==== Recorded data ====

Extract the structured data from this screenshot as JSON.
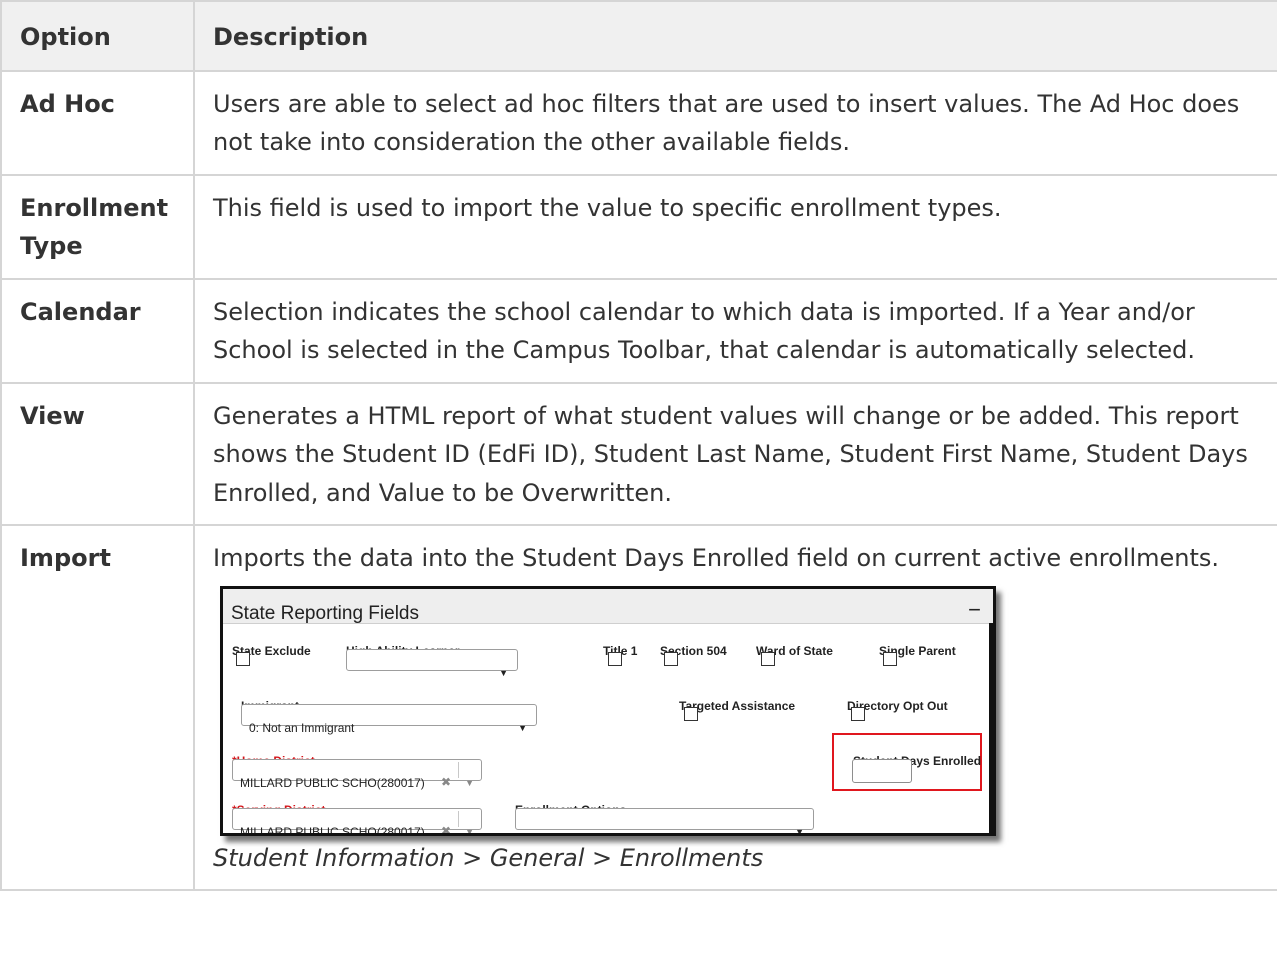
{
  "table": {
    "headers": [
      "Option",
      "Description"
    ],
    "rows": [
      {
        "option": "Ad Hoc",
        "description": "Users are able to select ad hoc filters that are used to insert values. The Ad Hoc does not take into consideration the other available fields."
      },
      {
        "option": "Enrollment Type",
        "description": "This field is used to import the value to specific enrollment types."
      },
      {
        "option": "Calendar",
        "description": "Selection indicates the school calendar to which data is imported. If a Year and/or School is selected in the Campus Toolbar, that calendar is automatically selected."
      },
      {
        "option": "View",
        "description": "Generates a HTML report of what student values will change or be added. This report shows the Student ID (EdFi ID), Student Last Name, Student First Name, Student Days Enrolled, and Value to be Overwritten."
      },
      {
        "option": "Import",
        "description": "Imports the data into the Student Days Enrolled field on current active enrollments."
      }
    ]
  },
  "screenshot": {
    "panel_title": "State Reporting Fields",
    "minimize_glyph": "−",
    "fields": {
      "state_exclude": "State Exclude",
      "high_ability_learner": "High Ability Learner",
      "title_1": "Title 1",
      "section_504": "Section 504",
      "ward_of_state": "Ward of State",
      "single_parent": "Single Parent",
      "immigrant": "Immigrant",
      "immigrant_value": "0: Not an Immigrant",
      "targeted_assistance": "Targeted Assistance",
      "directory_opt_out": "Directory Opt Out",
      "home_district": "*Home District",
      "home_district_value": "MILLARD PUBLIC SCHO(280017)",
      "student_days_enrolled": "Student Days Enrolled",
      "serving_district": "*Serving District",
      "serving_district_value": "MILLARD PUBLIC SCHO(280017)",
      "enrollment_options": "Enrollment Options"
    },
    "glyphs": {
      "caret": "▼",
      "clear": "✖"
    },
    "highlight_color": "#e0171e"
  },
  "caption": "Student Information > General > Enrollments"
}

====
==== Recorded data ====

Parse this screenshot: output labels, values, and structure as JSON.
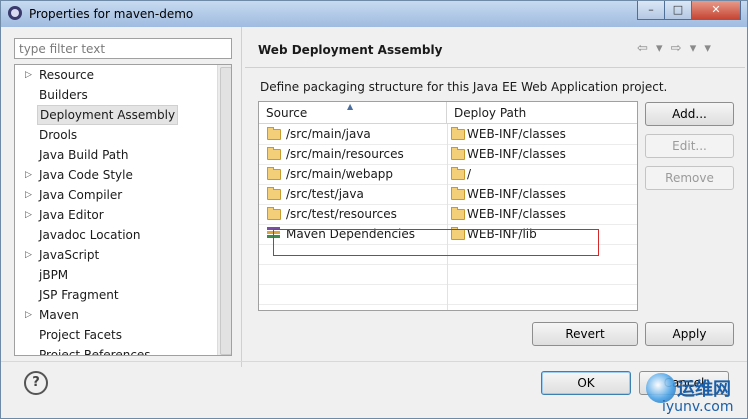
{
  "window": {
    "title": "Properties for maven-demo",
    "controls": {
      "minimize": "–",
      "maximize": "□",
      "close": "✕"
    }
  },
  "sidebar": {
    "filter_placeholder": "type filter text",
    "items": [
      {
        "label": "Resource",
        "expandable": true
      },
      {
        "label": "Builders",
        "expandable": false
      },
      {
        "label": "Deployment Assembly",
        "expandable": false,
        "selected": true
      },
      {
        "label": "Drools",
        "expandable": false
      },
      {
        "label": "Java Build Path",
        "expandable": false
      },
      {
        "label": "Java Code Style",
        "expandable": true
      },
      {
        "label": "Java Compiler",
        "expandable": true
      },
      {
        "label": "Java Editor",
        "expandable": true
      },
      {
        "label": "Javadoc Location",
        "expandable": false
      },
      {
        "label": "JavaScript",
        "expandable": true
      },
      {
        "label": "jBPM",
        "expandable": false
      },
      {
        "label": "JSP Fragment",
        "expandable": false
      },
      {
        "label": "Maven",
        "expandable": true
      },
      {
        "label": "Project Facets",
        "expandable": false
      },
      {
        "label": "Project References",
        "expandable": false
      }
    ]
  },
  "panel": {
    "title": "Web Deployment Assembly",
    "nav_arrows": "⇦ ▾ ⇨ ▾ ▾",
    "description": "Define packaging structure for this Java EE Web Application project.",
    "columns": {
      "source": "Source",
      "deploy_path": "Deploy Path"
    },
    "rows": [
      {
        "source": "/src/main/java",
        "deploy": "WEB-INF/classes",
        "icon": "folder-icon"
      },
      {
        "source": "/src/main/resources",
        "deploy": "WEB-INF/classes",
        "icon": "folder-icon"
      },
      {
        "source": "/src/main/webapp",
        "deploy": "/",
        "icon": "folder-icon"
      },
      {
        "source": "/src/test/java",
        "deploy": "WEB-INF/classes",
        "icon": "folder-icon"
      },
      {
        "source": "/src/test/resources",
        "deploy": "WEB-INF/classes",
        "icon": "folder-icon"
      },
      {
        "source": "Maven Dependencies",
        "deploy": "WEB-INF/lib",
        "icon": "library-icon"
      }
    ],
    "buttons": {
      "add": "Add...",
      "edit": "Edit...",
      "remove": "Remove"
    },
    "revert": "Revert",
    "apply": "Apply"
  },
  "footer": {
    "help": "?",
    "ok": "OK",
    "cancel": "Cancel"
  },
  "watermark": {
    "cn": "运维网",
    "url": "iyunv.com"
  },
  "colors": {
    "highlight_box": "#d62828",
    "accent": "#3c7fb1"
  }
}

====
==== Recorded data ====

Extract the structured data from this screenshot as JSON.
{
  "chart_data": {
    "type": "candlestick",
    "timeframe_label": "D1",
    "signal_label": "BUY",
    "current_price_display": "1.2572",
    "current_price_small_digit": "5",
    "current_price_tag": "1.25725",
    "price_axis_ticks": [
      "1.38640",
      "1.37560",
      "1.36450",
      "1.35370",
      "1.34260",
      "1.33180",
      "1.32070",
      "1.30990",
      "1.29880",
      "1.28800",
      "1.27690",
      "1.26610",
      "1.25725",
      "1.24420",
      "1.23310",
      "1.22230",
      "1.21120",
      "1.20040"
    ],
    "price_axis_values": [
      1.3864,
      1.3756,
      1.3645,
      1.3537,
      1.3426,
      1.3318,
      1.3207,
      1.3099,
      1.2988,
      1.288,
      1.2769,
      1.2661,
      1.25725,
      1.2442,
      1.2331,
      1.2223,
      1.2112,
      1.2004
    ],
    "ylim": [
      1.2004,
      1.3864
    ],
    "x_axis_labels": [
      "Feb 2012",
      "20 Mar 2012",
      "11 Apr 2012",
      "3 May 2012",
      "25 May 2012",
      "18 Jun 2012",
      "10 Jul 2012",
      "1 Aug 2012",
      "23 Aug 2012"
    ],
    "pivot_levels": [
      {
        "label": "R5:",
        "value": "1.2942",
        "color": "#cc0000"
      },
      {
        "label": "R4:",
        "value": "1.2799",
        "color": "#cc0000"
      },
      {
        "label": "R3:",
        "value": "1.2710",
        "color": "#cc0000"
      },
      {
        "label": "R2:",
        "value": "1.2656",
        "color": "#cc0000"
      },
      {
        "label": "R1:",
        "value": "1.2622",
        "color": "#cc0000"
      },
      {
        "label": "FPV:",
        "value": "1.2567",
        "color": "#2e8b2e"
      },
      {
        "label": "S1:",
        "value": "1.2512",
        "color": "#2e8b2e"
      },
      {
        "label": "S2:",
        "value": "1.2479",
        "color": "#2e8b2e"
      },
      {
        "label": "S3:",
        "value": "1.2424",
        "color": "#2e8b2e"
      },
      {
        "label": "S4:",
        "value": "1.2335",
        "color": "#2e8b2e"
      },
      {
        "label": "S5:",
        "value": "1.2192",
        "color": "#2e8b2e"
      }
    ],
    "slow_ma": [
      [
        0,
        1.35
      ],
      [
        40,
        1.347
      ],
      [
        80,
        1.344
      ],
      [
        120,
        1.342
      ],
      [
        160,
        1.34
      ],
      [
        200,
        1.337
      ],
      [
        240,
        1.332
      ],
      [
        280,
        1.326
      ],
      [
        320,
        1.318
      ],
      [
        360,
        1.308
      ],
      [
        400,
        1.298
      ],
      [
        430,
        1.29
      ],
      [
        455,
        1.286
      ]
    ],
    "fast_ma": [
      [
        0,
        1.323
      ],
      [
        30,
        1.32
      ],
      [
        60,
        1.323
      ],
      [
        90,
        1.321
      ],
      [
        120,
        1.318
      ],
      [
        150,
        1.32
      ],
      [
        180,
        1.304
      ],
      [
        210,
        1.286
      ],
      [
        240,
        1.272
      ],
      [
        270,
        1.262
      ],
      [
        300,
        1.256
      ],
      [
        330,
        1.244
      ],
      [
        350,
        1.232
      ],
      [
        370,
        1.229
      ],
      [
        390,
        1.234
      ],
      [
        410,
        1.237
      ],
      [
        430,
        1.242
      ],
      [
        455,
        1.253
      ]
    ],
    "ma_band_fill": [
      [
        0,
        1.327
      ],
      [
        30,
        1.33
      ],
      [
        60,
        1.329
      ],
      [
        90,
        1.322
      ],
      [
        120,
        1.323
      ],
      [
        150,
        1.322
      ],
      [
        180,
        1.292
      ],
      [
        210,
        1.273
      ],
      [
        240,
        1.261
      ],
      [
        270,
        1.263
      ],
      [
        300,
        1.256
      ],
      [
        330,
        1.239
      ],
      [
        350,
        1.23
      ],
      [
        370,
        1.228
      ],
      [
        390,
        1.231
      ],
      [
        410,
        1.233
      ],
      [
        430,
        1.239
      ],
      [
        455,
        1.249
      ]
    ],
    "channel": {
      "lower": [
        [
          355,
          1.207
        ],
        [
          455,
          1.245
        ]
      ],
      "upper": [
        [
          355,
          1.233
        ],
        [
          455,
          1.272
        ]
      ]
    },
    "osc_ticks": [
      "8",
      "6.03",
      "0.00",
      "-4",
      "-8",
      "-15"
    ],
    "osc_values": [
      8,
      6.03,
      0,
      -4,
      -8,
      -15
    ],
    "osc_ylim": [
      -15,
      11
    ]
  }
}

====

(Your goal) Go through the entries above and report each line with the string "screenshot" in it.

(Response to this exercise)
Extract the structured data from this screenshot as JSON.
  "screenshot": {
Parse this screenshot: output labels, values, and structure as JSON.
Extract the structured data from this screenshot as JSON.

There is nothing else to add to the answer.